Chris Estrada’s life and stand-up work are the inspiration behind this 10-episode, half-hour comedy series. Estrada stars as Julio Lopez, a 30-year-old South Central Los Angeles man who still lives at home with his mother, Maria (Julia Vera), still dates his high school girlfriend, Maggie (Michelle Ortiz), and finds any excuse not to deal with his problems. Over the course of the series, Julio goes on a quest to overcome his co-dependency issues while spending his days working at a non-profit run by Minister Payne (Michael Imperioli) that specializes in helping ex-gang members. While it may not sound like a comedy, the series successfully finds the humor in everyday life.

The Princess (HBO Max, August 13)

Yes, this is yet another film about the late Princess Diana, but this documentary about her short life stands out from the rest. Instead of talking heads, director Ed Perkins (Black Sheep) relies on archival audio and video footage, including news reports, photo-op appearances, and old interviews, to tell the story of Diana’s complicated public life. The film unfolds as if it were in the present, allowing viewers to experience the overwhelming adoration and intense scrutiny of Diana’s every move and the constant judgment of her character. The doc premiered earlier this year at the Sundance Film Festival and is being released by HBO Max just over two weeks before the 25th anniversary of Princess Diana’s death. “The Princess is a perfectly timed, compulsively watchable once-over-lightly documentary,” wrote Variety’s Owen  Gleiberman.

Tales of the Walking Dead (AMC Plus, August 14)

Olivia Munn, Parker Posey and Samantha Morton star in this anthology spinoff of The Walking Dead, which began airing on AMC in 2010. Previous branch-outs include the series Fear the Walking Dead, which launched in 2015, and the limited series The Walking Dead: World Beyond, which was released in 2020. Each hour-long stand-alone episode of Tales of the Walking Dead will feature new and existing characters from the zombie apocalypse franchise. “For all its flaws, Tales of the Walking Dead is the first time (the franchise) has been genuinely unexpected and inventive in a long while,” wrote Collider’s Chase Hutchinson

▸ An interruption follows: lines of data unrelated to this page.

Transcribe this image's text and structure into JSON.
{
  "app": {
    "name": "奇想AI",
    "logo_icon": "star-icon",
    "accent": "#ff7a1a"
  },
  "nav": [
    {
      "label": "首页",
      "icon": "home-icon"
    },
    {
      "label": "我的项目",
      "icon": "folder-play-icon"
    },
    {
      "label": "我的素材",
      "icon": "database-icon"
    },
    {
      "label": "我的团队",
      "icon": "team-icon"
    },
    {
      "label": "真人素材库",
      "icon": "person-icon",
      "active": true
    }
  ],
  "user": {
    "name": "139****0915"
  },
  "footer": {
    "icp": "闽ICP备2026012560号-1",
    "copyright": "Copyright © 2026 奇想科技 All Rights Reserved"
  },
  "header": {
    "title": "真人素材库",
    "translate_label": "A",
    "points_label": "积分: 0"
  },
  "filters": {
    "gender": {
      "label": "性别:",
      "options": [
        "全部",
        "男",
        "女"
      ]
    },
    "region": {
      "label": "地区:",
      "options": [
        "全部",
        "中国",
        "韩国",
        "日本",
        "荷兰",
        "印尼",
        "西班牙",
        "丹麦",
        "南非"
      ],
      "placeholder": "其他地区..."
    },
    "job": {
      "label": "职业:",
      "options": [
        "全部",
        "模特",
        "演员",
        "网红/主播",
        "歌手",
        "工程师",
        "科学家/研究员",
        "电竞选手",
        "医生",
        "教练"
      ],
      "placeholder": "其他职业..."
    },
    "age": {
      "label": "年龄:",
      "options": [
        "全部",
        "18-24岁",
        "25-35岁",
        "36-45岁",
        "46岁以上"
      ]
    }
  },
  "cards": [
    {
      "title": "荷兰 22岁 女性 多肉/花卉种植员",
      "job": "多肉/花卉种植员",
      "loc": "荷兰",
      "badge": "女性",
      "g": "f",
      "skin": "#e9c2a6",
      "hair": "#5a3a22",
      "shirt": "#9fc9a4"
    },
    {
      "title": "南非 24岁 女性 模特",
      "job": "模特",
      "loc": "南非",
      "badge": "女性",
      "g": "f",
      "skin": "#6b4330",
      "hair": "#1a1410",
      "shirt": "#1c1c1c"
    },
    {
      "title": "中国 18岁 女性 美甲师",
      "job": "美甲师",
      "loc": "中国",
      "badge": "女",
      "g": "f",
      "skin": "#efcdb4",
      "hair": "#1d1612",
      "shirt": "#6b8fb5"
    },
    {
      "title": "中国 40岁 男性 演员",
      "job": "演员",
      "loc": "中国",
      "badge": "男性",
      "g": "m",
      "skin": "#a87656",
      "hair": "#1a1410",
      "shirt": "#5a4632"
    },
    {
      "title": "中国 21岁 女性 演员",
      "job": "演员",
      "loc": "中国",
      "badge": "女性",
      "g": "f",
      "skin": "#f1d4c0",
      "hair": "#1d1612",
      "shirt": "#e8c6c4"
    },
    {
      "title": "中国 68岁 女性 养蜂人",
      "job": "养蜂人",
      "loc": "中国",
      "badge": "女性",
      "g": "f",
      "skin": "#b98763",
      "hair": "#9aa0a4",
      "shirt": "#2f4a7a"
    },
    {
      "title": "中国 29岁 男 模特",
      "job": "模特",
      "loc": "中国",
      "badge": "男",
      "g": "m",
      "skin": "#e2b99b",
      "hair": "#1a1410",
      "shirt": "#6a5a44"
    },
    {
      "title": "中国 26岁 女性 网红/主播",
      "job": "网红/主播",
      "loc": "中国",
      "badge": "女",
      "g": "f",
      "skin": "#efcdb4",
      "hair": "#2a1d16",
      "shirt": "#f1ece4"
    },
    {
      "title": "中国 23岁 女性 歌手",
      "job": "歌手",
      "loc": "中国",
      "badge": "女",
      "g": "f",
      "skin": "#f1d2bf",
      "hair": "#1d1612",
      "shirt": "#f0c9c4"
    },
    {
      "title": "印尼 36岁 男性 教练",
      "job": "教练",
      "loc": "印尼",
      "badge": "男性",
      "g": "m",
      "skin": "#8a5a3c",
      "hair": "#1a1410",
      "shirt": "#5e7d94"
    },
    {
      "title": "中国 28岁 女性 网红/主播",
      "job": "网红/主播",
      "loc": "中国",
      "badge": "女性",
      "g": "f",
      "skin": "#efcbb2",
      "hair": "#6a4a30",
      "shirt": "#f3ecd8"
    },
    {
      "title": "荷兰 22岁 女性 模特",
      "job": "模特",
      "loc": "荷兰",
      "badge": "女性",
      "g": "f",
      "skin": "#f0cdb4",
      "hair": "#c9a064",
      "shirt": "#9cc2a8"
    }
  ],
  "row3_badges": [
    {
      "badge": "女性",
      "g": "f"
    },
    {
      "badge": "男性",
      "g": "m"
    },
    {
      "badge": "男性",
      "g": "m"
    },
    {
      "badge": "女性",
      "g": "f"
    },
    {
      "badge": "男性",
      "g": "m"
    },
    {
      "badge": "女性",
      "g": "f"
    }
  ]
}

Legacy: The True Story of the L.A. Lakers (Hulu, August 15) 

If you enjoyed Winning Time: Rise of the Lakers Dynasty, HBO’s scripted version of the rise of the Showtime-era Los Angeles Lakers, then Legacy: The True Story of the L.A. Lakers is a must-see. The 10-part docuseries directed by Antoine Fuqua (Training Day) features interviews with Magic Johnson, Kareem Abdul-Jabbar, Lebron James, Shaquille O’Neal, Jerry West, and Pat Riley. The 75 interviews that Fuqua conducted for the series shed light on what the HBO series got wrong about the Lakers’ road to success. To hear from the players and coaches about what was going on behind the scenes, both on and off the court, makes this series captivating. The docu proves that truth is always stranger and often more entertaining than fiction. Former LA Lakers player Kobe Bryant, who passed away in 2020, will be the focus of one entire episode.